It's strange to realise that people you always assumed were confident and even a little arrogant are actually self-conscious or timid. It's unpleasant to know that things you said jokingly were understood to be serious, that comments you wouldn't even have noticed dug beneath their skin and caused them to question themselves and their happiness. It's an awful thing to have power you didn't know you had over others, to be able to change them with a thoughtless word. (It seems invasive, somehow: what right do they have to force me to change them when I wouldn't if I knew?)
It more than annoys me when people condemn others for having or doing something they themselves wouldn't refuse—say, making a profit. There's nothing evil in wanting to have the best things life can give, and the best things only come with money. There's nothing evil in trying to get as much as you can—it's only robbery if no one has any choice but to buy your product. If you want a company to sell its goods for less than they cost to produce, ask yourself if you'd stay in business if you could only lose money, never gain.
I do not want to make money, to be successful and active outside the home, because these are a man's goals and men are more important than women; I want them because I find more value in those goals than in traditionally female goals. I think that some people mistake cause and effect: traditional "men's jobs" are not more important because men worked in them; men worked in them because they had the power to take what was best, what was important to society, what increased their power. Traditionally male goals interest me for themselves—not what they stand for.

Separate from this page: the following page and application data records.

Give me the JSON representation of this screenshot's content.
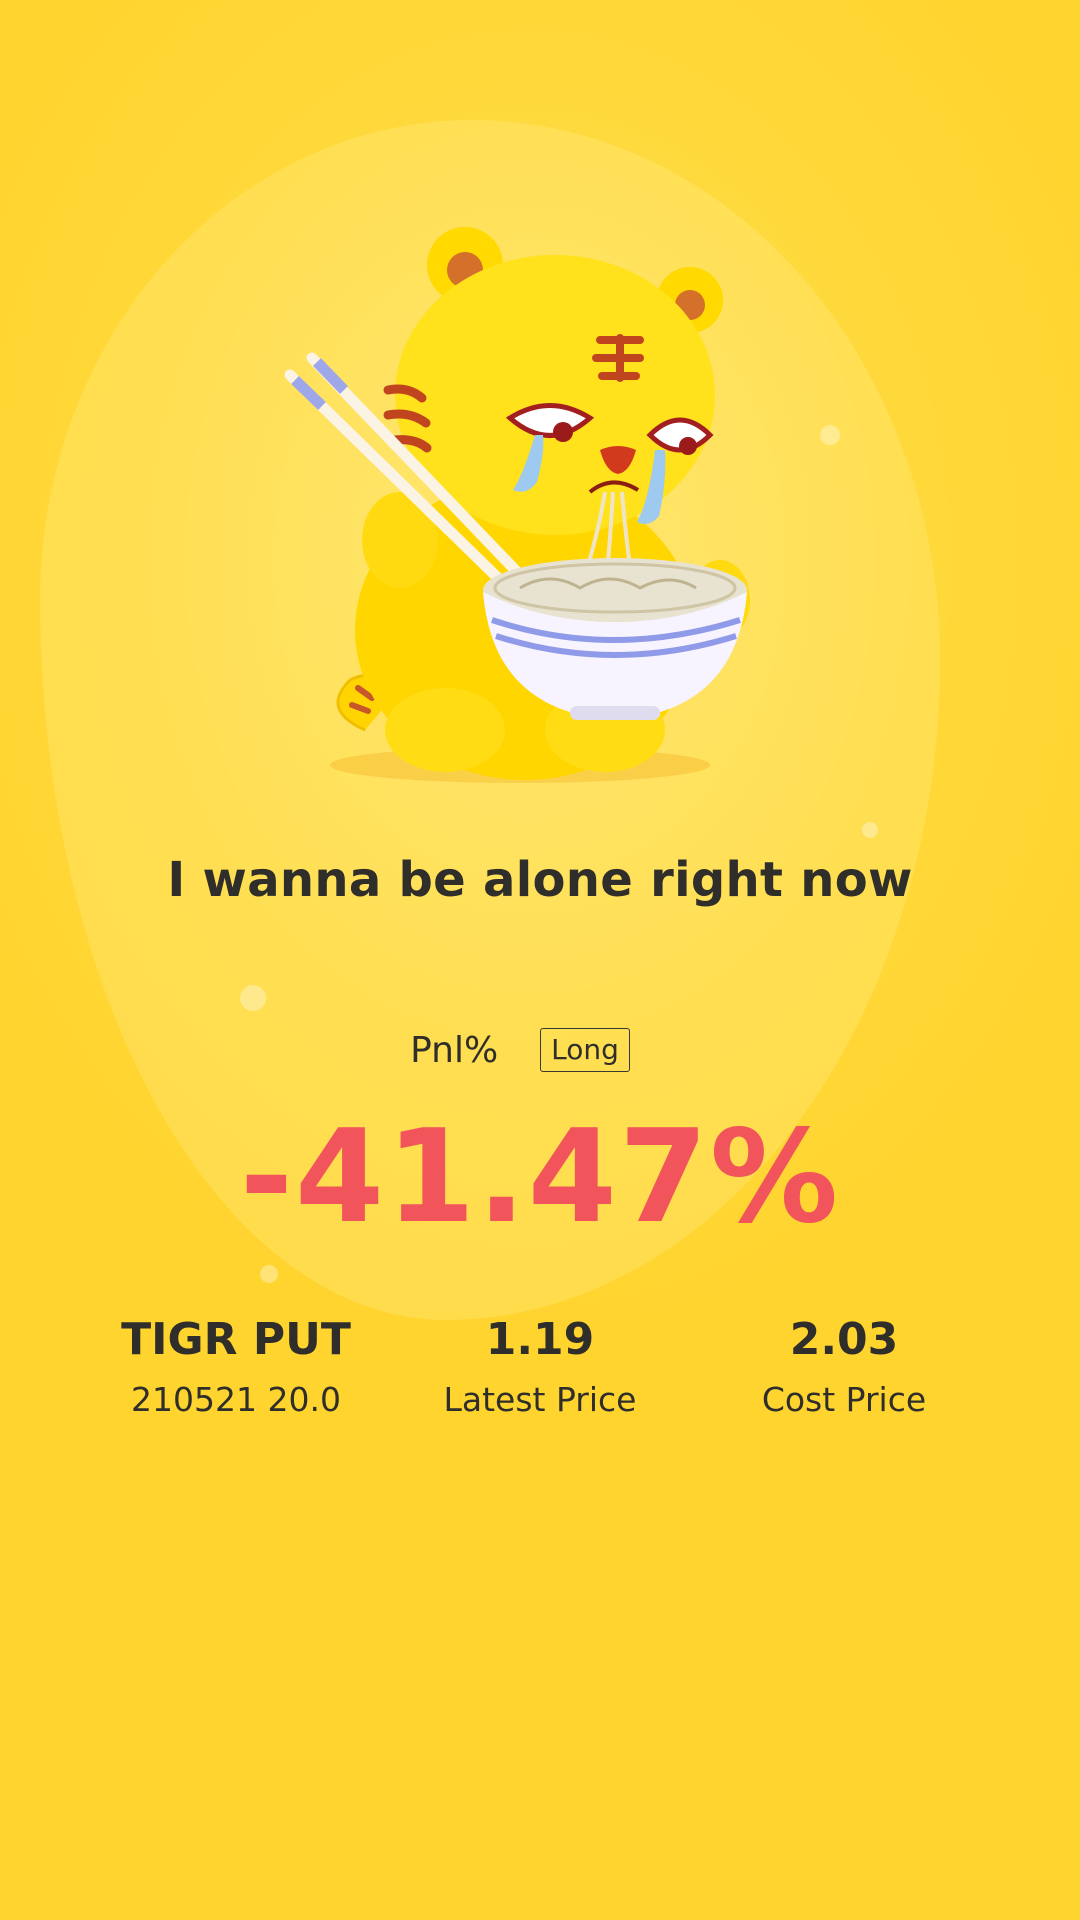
{
  "message": "I wanna be alone right now",
  "pnl": {
    "label": "Pnl%",
    "direction": "Long",
    "value": "-41.47%"
  },
  "stats": [
    {
      "main": "TIGR PUT",
      "sub": "210521 20.0"
    },
    {
      "main": "1.19",
      "sub": "Latest Price"
    },
    {
      "main": "2.03",
      "sub": "Cost Price"
    }
  ],
  "colors": {
    "background": "#ffd93b",
    "loss": "#f2545b",
    "text": "#2f2e2a"
  },
  "icons": [
    "crying-tiger-mascot"
  ]
}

The strangest thing about this place is the noise. A constant sprinkler-like buzz lies beneath all other sound, if you listen. At twilight, I hear birds calling sharply to one another from high in the silver-green gum trees, and crickets, and rustlings in the bush nearby that could be small creatures but could just be the wind. Even the machines in the buildings I pass seem less muted here, not quite tamed to a background role. California has made its own world and will not share it. Here, the hum of life has bled into the atmosphere—it is Perth.
It's strange to me that music is so important to other people. Of all my senses, hearing would be the easiest to lose. I know the world and myself through sight and touch: when I walk, my hands follow the wall and my eyes roam; I don't entirely understand what I can't see, can't touch. Pleasure comes through scent and taste: I love summer for its bursts of smell, and winter for its lack; good food is a code for memory and beauty. Passion is made of those four. Sound—sound is just surface. I might not notice the loss.
I borrowed a book from the library; the last time it had been checked out was in 1999. So few people seem to read books for pleasure, or to admit it, but the libraries and book stores are always crowded. Even when it closed at eleven, Borders was never empty. I doubt that was because of its café. I'm sure not everyone at the library is there for the computers. So where are the people who read, who don't just say, "I would if I had time"? There is never enough time. There is only the time you set aside.
I'm not always particularly careful with my money. I'll buy a $10 hot chocolate or a $40 magazine, spend $5 on a piece of chocolate. But sometimes, especially when I don't want what's being sold, I'm afraid of buying it. I'm afraid that I'll be talked into it, or that I'll buy it the way I sometimes buy things I dislike. I become afraid of it, really scared, as though giving in this once, buying this one item, would erase my personality. I think my soul is bound up in money. I would be no one if I had nothing.
The Tip Jar